The Washington PostDemocracy Dies in Darkness

Opinion Teachers are at a breaking point over covid. Ease up on them.

People rally in favor of and against a mask mandate at a school board meeting in Marietta, Ga., on Aug. 19. (Ben Gray/AP)
Placeholder while article actions load

Trent Bowers is the superintendent of the Worthington, Ohio, Public Schools. This column was adapted from a recent blog post.

One day this month I watched first graders race down a giant slide as we opened a new school playground. The pure joy on their faces was priceless.

It was a great moment in a difficult time. Because, if I’m being honest, for educators like me, going to school right now is just plain hard.

Every day, my team is deluged with emails, phone calls and messages from families angry about our covid-19 policies. Across the United States, and here in Worthington, Ohio, a Columbus suburb where I’m the schools superintendent, public schools are becoming battlegrounds over health and politics.

Clearly, this is a harrowing time for parents, and I understand that we’re all nervous. We want our students to be safe, to experience the special events we value and to have positive peer interactions. We want our children to be taught information that aligns with our family values. When any of those items is at risk, it creates fear, and often we express our fear as anger.

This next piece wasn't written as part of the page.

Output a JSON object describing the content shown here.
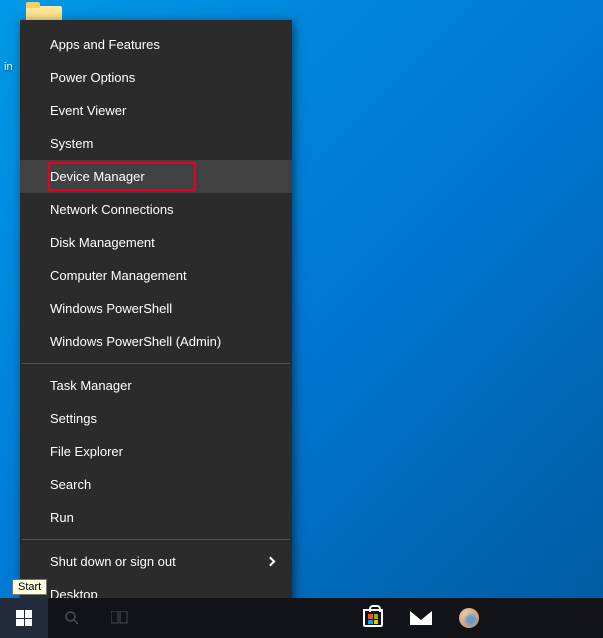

But educators nationwide are doing their best at a moment when consistent decision-making has been impossible because of ever-changing health guidance, recommendations and data. When Worthington’s new school year started Aug. 18, we had a mask mandate for K-8 students; five days later, because of concerns about the delta variant, the school board voted to extend the mandate to high schools.

Now, many parents here are angry about masks. Angry about students having to wear them. Angry when someone isn’t wearing them. Some families want more restrictions. Others think the school district is making decisions that should be better left to families.

The frustrating truth is that the policy one parent wants might be the exact opposite of what their next-door neighbor wants. We need more people to be cognizant of this, to be more patient, and if possible, to stop putting educators in the middle.

Schools’ stressors aren’t confined to masks and vaccine debates, though. Like many employers, they face enormous staffing challenges in the pandemic. Worthington is at the razor’s edge in terms of our bus driver staffing, which affects our ability to transport students to school and to events. The job’s difficulty and required qualifications make hiring drivers taxing every year. In the pandemic, it’s almost impossible.

There’s also a critical shortage of substitute teachers throughout central Ohio, and over the past year, we’ve seen more turnover of support staff in special education, kitchen staff, maintenance and other areas. For some people, the things they were asked to do last school year, and at the beginning of this year, don’t seem worth it.

Our employees need a break. If you treat bus drivers poorly, they have many, many other job options. Likewise, your principal may be at their breaking point. Our school nurses are on the front lines of people’s emotions. They’re working to keep students and families safe. Please work with them, not against them.

We have great educators in Worthington. But our teachers, like teachers everywhere, are juggling a lot, and getting beaten up all day, every day, by complaints about too many restrictions — or too few. All the conflict has some wondering how they’ll keep this up.

My plea is for all of us to simply recognize that this is a stressful time. School administrators, teachers and support staff take our responsibility to students and the community very seriously. We signed up to work with kids. To attempt to love them, teach them, shape them and help them grow. We can get through this together. But let’s do it holding hands, not pitchforks.